Aerodiol: the efficacy and tolerability of intranasal estrogen administration. An overview
Genazzani A. R., Cappagli B., Ciaponi M.

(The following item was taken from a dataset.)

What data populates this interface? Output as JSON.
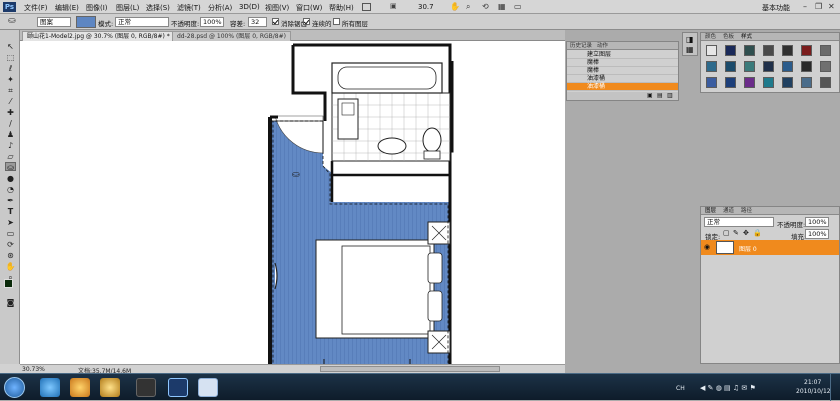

Estrogen supplementation, given mainly by oral or transdermal route has been shown to decrease climacteric symptoms, bone turnover, prevent postmenopausal bone loss, and significantly reduce fracture risk in both early and late postmenopausal women. Estrogens exert their principal biological effects through the actions on 2 different intracellular estrogen receptor (ER) proteins, ERa and ERb. These receptors, are completely distinct in their action. However, regardless the type of receptor involved, the response induced through the action of ER induction can be dependent also on the total dose exposure rather than estradiol concentrations at subsaturating levels. The nasal route is an effective and well-established route of drug delivery. Nasal administration produces a pulsed profile of plasma estradiol, with plasma levels rising rapidly and returning to pre-administration levels within 12 h (fall to 10% of their peak level within approximately 2 h). As a consequence, daily intranasal administration results in a pulse-like estrogen profile, rather than the relatively sustained serum levels attained with both oral and transdermal administration. In addition, exposure obtained with a single dose is compared with the exposure obtained with the same total dose given as 2 divided doses administered 12 h apart. It's known that different route of administration exert different biological and clinical results. In the years, several clinical studies have demonstrated the efficacy and safety of intranasal estradiol in the treatment of climacteric symptoms, compared with other routes of estrogen administration. Interestingly, intranasal therapy also showed a lower tendency to stimulate endometrial proliferation than the oral route, with a high incidence of atrophic endometrium maintained during the long-term study. The reduced level of stimulation of the reproductive organs produced by Aerodiol compared with oral estradiol therapy of equivalent efficacy on climacteric symptoms may be related to the pulsed kinetic profile of estradiol exposure that occurs with the intranasal route. Improvement of climacteric symptoms observed with nasal estradiol administration is comparable to that seen with transdermal or oral estrogens. A similar reduction in Kupperman Index or in the number of hot flushes was reported over a 6-month period with results similar to those of several studies performed with transdermal patches delivering estradiol or with conjugated equine estrogen. Different routes of administration may exert different results in terms of compliance, biological and clinical effects even if long term clinical trials are needed for demonstrating it. The pulsed kinetics of Aerodiol may exert less side effects in terms of coagulation cascade activation and a favourable lipid profile with less mammary tissue stimulation. These aspects became of paramount importance since the recent publication of 2 trials, Women Health Initiative (WHI) and Heart and Estrogen/Progestin Replacement Study (HERS), regardless their important population selection bias and uncertain results, left important consequences in terms of HRT indication and use for both women and clinicians. In conclusion, Aerodiol introduces the new concept of pulsed estrogen therapy. Pulsed estrogen therapy is safe, well accepted and highly efficient in alleviating postmenopausal symptoms and prevent postmenopausal bone loss. Aerodiol therapy demonstrated also a lower stimulation of reproductive tissues (endometrium, breast) compared with the equivalent oral therapy, with important repercussion for future HRT strategies.